Inspection stations not manned, parking lot blocked, an observation post on a dirt hill opposite the plaza.
We noted the above-mentioned difference when, at the Za’tara checkpoint on Highway 505, after the turn to the Jordan Valley, we picked up two young settlers from a settlement located east of Rosh Ha’ayin. Both were carrying camping equipment. They told us they were heading for Beit She’an. We left them at the Ptzael junction.
Ma’ale Efrayim checkpoint, 10:35
Who owns the land, or – to be exact – who are the lords and who their subjects, who rules and who does their bidding, became increasingly clear as we drove on.
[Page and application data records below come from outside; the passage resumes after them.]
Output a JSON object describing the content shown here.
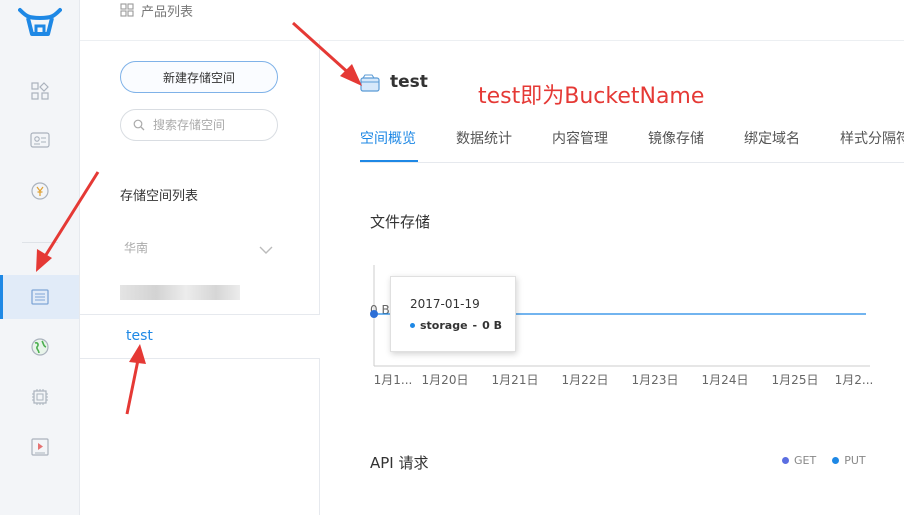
{
  "breadcrumb": {
    "label": "产品列表"
  },
  "rail": {
    "items": [
      {
        "icon": "grid-icon"
      },
      {
        "icon": "id-card-icon"
      },
      {
        "icon": "yen-icon"
      },
      {
        "icon": "storage-icon",
        "active": true
      },
      {
        "icon": "globe-icon"
      },
      {
        "icon": "chip-icon"
      },
      {
        "icon": "video-icon"
      }
    ]
  },
  "sidebar": {
    "new_bucket_label": "新建存储空间",
    "search_placeholder": "搜索存储空间",
    "list_title": "存储空间列表",
    "region": "华南",
    "buckets": [
      "test"
    ]
  },
  "bucket": {
    "name": "test"
  },
  "annotation": "test即为BucketName",
  "tabs": [
    "空间概览",
    "数据统计",
    "内容管理",
    "镜像存储",
    "绑定域名",
    "样式分隔符"
  ],
  "sections": {
    "file_storage": "文件存储",
    "api_requests": "API 请求"
  },
  "legend": [
    {
      "name": "GET",
      "color": "#5b6ee1"
    },
    {
      "name": "PUT",
      "color": "#1e88e5"
    }
  ],
  "tooltip": {
    "date": "2017-01-19",
    "series": "storage",
    "value": "0 B"
  },
  "chart_data": {
    "type": "line",
    "categories": [
      "1月1...",
      "1月20日",
      "1月21日",
      "1月22日",
      "1月23日",
      "1月24日",
      "1月25日",
      "1月2..."
    ],
    "series": [
      {
        "name": "storage",
        "values": [
          0,
          0,
          0,
          0,
          0,
          0,
          0,
          0
        ]
      }
    ],
    "y_tick_label": "0 B",
    "line_color": "#1e88e5"
  },
  "colors": {
    "accent": "#1e88e5",
    "annotation": "#e53935",
    "arrow": "#e53935"
  }
}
10:45 Two men sit by the roadside beyond the Gitit settlement, joined by a third. One is a shepherd from Aqraba, the second works in a nearby field of basil. The shepherd describes a circular business deal: the settlement of Gitit, to which the government has granted rights to the land, leases it to a person who lives in Tel Aviv – in other words, not only those living in the territory occupied in 1967 are settlers. The resident of Tel Aviv employs a Palestinian from ‘Aqraba who works the field. Remember – this land had been owned by Palestinians before 1967. And so Palestinian land returns to Palestinian hands while a few Jews clip coupons along the way.
The shepherd also tells us that about 20 days ago soldiers grabbed his brother, blindfolded him, tied him up and brought him to the Hamra checkpoint where he was held for six hours. Then they let him go. From what we understood he was detained because he’d grazed his flock in a nature preserve. Such illegal detentions happen repeatedly in the northern Jordan Valley.
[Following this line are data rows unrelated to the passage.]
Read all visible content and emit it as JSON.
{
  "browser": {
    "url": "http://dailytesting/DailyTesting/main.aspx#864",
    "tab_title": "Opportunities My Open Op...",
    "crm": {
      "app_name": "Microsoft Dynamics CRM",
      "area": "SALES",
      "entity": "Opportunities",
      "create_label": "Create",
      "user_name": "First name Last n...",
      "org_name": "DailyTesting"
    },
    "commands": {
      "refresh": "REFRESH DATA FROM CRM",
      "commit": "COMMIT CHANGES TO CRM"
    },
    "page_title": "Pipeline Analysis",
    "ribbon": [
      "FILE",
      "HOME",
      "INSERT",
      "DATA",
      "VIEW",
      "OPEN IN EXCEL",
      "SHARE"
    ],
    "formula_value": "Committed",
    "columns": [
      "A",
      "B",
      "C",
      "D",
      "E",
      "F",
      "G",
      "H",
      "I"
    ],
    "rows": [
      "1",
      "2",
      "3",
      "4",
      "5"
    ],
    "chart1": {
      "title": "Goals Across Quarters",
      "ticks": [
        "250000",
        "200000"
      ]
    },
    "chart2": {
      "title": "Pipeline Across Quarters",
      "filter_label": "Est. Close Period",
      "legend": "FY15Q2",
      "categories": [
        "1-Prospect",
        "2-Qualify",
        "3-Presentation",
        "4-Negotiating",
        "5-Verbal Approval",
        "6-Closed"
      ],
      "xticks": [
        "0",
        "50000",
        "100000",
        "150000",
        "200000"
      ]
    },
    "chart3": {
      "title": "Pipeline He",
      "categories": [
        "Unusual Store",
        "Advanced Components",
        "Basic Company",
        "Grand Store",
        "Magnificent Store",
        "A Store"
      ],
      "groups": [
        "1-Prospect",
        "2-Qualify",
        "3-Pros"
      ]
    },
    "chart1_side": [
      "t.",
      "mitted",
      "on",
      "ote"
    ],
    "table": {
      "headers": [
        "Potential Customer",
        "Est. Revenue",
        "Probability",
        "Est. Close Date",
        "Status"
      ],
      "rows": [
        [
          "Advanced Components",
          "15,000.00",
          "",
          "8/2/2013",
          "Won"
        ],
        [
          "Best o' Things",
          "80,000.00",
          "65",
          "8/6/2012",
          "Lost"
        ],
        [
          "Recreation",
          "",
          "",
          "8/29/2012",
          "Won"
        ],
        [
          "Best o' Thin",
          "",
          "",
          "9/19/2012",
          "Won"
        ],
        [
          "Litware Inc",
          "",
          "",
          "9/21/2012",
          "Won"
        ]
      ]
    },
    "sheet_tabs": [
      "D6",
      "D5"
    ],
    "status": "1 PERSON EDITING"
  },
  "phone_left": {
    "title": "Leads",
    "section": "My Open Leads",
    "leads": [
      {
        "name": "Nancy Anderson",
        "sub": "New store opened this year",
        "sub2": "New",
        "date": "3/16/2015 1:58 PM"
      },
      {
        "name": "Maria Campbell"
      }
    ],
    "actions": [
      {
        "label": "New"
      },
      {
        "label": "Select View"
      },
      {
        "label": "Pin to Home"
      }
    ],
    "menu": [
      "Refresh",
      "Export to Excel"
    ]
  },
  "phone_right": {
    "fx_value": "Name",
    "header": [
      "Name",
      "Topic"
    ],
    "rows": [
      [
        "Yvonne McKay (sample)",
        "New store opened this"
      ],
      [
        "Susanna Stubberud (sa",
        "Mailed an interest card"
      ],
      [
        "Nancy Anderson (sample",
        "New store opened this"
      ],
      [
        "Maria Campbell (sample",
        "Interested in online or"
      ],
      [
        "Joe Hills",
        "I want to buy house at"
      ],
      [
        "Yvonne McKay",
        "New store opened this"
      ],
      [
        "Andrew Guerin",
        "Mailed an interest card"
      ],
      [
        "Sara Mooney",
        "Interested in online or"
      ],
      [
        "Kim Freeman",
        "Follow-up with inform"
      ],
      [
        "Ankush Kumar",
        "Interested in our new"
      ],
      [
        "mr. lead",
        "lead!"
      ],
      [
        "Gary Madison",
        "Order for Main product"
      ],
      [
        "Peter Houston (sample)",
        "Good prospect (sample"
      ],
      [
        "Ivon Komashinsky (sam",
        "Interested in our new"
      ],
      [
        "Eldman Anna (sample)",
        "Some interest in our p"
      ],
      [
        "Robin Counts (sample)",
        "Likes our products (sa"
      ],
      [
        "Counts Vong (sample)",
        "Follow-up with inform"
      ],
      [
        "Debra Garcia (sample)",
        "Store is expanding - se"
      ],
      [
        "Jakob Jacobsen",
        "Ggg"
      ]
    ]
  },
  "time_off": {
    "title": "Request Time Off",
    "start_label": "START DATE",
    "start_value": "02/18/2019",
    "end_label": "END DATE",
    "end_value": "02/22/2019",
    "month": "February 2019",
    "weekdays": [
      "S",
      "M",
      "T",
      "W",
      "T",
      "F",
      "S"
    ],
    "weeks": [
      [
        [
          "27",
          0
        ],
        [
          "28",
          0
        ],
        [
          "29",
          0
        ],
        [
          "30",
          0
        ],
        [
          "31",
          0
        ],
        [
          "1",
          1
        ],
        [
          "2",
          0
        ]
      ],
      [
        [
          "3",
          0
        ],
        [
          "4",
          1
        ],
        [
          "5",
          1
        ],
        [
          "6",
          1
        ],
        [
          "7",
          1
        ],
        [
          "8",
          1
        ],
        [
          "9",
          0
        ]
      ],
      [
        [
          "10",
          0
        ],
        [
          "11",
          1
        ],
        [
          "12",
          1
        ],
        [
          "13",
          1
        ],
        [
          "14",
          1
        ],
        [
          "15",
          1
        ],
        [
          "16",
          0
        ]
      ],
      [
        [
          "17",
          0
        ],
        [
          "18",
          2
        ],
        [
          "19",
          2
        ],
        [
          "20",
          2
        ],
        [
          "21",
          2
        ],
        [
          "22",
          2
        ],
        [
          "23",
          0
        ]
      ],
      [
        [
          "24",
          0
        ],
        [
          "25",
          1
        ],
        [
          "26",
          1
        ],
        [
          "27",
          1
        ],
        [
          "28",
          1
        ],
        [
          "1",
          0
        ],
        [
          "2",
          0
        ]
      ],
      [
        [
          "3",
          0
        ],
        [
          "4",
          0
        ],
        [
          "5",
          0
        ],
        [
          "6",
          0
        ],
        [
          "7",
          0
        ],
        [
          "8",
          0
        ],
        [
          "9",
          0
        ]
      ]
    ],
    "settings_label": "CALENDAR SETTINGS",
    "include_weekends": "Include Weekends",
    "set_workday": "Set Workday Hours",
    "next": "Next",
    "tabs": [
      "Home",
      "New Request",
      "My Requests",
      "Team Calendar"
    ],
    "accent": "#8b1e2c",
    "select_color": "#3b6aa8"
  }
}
The shepherd told us that four years ago settlers slaughtered much of his flock. The Palestinian and Israeli DCL and the Israeli police were involved, but didn’t do anything. We gave him the phone number of Yesh Din (legal aid).
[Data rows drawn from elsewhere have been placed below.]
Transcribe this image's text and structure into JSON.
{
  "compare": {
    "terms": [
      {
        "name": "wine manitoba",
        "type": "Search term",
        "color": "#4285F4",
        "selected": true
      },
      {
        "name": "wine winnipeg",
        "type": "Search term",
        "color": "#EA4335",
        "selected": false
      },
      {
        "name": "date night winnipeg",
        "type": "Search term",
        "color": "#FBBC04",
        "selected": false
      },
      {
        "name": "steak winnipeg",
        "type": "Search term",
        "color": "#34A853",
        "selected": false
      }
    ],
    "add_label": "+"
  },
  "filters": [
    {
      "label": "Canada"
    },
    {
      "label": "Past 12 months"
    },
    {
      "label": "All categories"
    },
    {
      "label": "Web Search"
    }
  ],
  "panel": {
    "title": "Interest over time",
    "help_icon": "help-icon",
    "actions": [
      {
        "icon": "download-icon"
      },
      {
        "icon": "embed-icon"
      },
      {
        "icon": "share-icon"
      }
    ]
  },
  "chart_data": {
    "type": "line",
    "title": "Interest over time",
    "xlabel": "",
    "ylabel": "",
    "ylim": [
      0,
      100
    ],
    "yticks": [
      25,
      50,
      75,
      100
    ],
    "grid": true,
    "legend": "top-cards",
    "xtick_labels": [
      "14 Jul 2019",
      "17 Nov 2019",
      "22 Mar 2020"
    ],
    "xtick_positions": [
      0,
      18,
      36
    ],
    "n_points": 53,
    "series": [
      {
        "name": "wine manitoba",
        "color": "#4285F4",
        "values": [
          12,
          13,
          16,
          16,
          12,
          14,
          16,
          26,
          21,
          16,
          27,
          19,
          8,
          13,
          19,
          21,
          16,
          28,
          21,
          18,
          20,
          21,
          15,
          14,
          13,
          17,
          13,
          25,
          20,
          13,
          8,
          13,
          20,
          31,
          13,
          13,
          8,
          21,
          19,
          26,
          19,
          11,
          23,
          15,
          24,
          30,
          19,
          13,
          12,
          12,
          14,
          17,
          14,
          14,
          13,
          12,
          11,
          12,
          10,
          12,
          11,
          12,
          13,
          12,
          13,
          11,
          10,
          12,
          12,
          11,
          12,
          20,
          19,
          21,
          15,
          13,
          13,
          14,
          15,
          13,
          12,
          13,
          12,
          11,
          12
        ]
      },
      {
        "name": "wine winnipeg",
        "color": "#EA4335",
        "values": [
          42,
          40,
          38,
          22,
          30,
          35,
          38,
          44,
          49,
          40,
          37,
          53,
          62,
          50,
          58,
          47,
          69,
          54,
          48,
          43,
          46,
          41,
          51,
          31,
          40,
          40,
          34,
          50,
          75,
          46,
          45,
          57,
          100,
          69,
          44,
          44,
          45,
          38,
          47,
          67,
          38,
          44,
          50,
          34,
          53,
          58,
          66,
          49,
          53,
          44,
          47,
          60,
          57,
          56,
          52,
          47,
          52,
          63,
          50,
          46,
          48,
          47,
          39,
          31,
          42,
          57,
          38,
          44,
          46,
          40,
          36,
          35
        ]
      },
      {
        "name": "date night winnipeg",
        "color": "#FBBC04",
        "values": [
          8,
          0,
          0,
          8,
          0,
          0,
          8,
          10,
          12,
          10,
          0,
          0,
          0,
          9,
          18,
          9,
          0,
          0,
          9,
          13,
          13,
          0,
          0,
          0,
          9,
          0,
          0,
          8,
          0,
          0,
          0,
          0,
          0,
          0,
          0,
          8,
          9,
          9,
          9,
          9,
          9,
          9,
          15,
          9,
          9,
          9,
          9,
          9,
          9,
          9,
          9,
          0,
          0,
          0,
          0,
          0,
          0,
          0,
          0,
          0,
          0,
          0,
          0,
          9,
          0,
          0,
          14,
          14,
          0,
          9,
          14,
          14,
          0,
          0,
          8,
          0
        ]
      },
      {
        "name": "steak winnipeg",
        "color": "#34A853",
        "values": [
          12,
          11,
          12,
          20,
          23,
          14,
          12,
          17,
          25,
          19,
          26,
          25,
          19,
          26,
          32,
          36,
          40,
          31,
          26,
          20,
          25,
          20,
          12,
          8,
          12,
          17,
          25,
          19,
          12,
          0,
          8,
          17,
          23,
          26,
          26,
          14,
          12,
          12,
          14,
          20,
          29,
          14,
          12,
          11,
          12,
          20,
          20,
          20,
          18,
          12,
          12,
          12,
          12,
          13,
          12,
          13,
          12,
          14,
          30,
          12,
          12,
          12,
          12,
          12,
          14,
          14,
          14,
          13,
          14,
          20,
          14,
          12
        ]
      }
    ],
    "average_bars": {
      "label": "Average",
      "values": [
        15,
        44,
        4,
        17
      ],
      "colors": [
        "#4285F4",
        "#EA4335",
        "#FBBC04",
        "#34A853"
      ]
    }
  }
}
11:15 Hamra checkpoint. A few cars inspected in turn – one from the east, one from the west. Not every driver is asked to show ID. The waiting time is very short. We left after 10 minutes.
11:35 Gochia checkpoint
Closed (it had been open at this hour during other Machsom Watch shifts).
11:50 Further on, slightly past Ro’I, near the new vineyard west of the road (where the trance party had been held a few weeks ago), dozens of festively-dressed Palestinians filled the area stretching from the vineyard to the Kfir Brigade’s military base. Military and police vehicles were also there, including a vehicle for dispersing demonstrations; we’d seen and heard it from Hamra checkpoint – racing along the road, filling the air with a warning siren.
The gathering was a non-violent, popular protest to prevent the settlement of Ro’i from taking over the land adjoining the vineyard, which belongs to a Palestinian living in Tubas (it’s registered in his name). The vineyard which had been planted a year or two ago is also on that man’s land (the matter is under adjudication). People from throughout the Jordan Valley came to support the land’s owner. We asked people how they knew; they’d read it on Facebook. The only non-Palestinians were a few EAPPI activists, some soldiers and Israeli police, and us. The soldiers stood without intervening. People were glad to see us, welcomed the presence of Israelis, spoke about coexistence and Rina was honored by being asked to plant a tree.
One of the EAPPI volunteers told us that last week 200 people were removed from Ibziq, a locality that doesn’t appear on Israeli maps that show only Mt. Bezeq. Two days before the removal residents were ordered to vacate the site from 6 AM to 4 PM. The same occurred the next day. The locality suffered considerable damage during those two days. She also said that last Thursday the army fired rockets over ‘Aqraba (her Facebook page includes many photos of the incident).
We left the checkpoint for Khalet Makhul; they told us the army had stopped showing up.
13:54 Tayasir checkpoint
Few cars; they stop at the inspection post and continue.
14:15 We left.
On our way back we visited K.’s encampment. His sons tell us that the settlers at Maskiyot won’t hire them; their construction workers come from Tubas. Building continues at Maskiyot, which keeps expanding.
Five cars heading west crossed after a brief inspection. The inspection posts at the Ma’ale Efrayim and Za’tara checkpoints aren’t manned.
 Palestinian Walks: Notes on a Vanishing Landscape, Profile Books, London, 2010